**DATA SHOWN**:

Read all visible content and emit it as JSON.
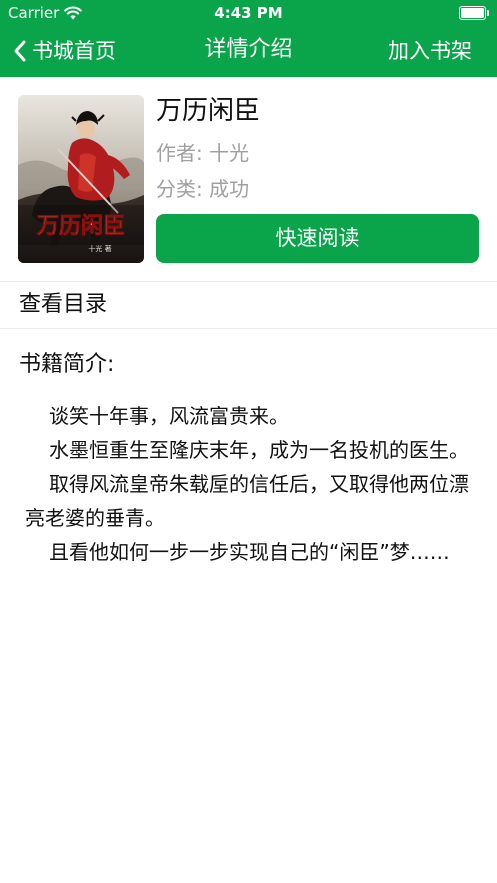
{
  "status_bar": {
    "carrier": "Carrier",
    "time": "4:43 PM"
  },
  "nav": {
    "back_label": "书城首页",
    "title": "详情介绍",
    "action_label": "加入书架"
  },
  "book": {
    "title": "万历闲臣",
    "author_label": "作者: 十光",
    "category_label": "分类: 成功",
    "cover_title": "万历闲臣",
    "cover_author": "十光 著",
    "read_button": "快速阅读"
  },
  "toc": {
    "label": "查看目录"
  },
  "intro": {
    "heading": "书籍简介:",
    "paragraphs": [
      "谈笑十年事，风流富贵来。",
      "水墨恒重生至隆庆末年，成为一名投机的医生。",
      "取得风流皇帝朱载垕的信任后，又取得他两位漂亮老婆的垂青。",
      "且看他如何一步一步实现自己的“闲臣”梦……"
    ]
  },
  "colors": {
    "accent": "#0aa44a",
    "text": "#111111",
    "muted": "#a0a0a0",
    "divider": "#ececec"
  },
  "icons": {
    "wifi": "wifi-icon",
    "battery": "battery-icon",
    "back": "chevron-left-icon"
  }
}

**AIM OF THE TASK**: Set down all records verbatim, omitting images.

**ANSWER TO THIS TASK**:
Read all visible content and emit it as JSON.
{
  "status_bar": {
    "carrier": "Carrier",
    "time": "4:43 PM"
  },
  "nav": {
    "back_label": "书城首页",
    "title": "详情介绍",
    "action_label": "加入书架"
  },
  "book": {
    "title": "万历闲臣",
    "author_label": "作者: 十光",
    "category_label": "分类: 成功",
    "cover_title": "万历闲臣",
    "cover_author": "十光 著",
    "read_button": "快速阅读"
  },
  "toc": {
    "label": "查看目录"
  },
  "intro": {
    "heading": "书籍简介:",
    "paragraphs": [
      "谈笑十年事，风流富贵来。",
      "水墨恒重生至隆庆末年，成为一名投机的医生。",
      "取得风流皇帝朱载垕的信任后，又取得他两位漂亮老婆的垂青。",
      "且看他如何一步一步实现自己的“闲臣”梦……"
    ]
  },
  "colors": {
    "accent": "#0aa44a",
    "text": "#111111",
    "muted": "#a0a0a0",
    "divider": "#ececec"
  },
  "icons": {
    "wifi": "wifi-icon",
    "battery": "battery-icon",
    "back": "chevron-left-icon"
  }
}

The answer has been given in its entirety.